As for the second component on development of online educational materials, these materials have been in the process of development since January 2020. The online materials that have been developed for our project up to this point were uploaded in a separate file titled “SARE website contents”. For now, the online educational materials include a description of this SARE project, biography of individuals who work on this SARE project, and key information regarding sustainable agriculture, watershed protection, soil amendment, disease suppression, farm waste management, and agroecosystem concepts. More educational materials that are relevant to this SARE project will be uploaded on our website in the near future, which will include information on beneficial soil microbes and composting. The website is currently constructed using a domain within the Institute of Food and Agricultural Sciences (IFAS) of the University of Florida (https://programs.ifas.ufl.edu/sare), and will be made public in the middle of April 2020.

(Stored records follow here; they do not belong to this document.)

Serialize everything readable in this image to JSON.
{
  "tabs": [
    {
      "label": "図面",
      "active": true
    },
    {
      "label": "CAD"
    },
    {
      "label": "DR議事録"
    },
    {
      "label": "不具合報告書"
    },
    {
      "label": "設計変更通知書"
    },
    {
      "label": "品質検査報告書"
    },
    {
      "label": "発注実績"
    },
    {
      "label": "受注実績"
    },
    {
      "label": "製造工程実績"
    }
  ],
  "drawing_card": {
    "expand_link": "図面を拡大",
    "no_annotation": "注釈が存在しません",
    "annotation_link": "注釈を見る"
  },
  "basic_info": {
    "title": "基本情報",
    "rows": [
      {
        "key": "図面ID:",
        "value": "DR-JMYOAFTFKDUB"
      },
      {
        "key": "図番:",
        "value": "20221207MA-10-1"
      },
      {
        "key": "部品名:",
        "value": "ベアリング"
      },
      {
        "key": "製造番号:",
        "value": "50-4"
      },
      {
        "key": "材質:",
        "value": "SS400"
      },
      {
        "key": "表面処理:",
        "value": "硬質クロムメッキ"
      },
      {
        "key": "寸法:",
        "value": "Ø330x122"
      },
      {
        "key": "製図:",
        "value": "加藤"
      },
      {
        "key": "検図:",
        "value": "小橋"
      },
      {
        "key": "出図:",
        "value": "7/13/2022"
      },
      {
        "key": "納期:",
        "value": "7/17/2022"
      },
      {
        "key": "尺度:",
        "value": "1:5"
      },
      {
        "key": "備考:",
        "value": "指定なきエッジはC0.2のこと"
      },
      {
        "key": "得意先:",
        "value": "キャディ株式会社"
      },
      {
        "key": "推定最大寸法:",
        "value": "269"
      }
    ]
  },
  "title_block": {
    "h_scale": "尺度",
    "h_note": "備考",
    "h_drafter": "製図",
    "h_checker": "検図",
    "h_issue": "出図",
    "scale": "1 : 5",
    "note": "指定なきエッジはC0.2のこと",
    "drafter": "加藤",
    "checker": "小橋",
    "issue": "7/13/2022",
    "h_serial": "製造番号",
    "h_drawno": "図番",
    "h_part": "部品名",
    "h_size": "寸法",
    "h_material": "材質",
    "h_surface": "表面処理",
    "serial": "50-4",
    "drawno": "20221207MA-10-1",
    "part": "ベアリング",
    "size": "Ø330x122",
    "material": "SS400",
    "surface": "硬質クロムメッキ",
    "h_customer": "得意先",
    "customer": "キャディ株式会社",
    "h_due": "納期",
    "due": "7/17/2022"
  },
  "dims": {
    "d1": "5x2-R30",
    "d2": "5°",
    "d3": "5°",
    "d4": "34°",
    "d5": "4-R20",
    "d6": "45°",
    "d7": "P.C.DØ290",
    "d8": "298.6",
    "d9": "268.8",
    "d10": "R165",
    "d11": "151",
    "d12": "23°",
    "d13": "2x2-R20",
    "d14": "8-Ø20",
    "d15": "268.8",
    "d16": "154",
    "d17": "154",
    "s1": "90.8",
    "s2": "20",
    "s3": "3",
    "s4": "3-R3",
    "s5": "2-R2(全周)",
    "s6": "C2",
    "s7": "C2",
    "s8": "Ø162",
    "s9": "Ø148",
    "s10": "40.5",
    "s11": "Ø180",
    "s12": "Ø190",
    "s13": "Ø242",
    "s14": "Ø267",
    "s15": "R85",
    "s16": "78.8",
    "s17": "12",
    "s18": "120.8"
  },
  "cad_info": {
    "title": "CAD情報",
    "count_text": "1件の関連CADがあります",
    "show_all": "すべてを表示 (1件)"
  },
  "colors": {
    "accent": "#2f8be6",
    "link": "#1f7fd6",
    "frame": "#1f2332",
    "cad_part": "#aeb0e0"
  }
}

As soon as the current situation regarding social distancing is resolved, educational sessions will be hosted at the SARE field site. The activities conducted during the educational sessions will be recorded and photos and videos from the sessions will be posted on this SARE website. The website contents will include both educational materials and recorded materials from workshops at the SARE field site and will be continually updated throughout the course of the project. The website will also be used as a communication tool between our project and farmers. We are obtaining social media accounts and will utilize social media tools to announce upcoming events and to direct them to our website.
If our project needs to increase the remote educational component (minimizing the on-site field program) due to the current covid-19 outbreak, two possible approaches could be taken. One is to provide online video-based educational materials which include videos of microscopy views with narration about specific beneficial microbes. Online videos involving field tours could also be created, and made available to farmers through our website and social media. The second approach could be online-based, real-time zoom conferences with farmers. These zoom conferences could allow us to conduct interactive two-way educational sessions with farmers rather than one-way communication.
Creating SARE Field Site
SARE Website Contents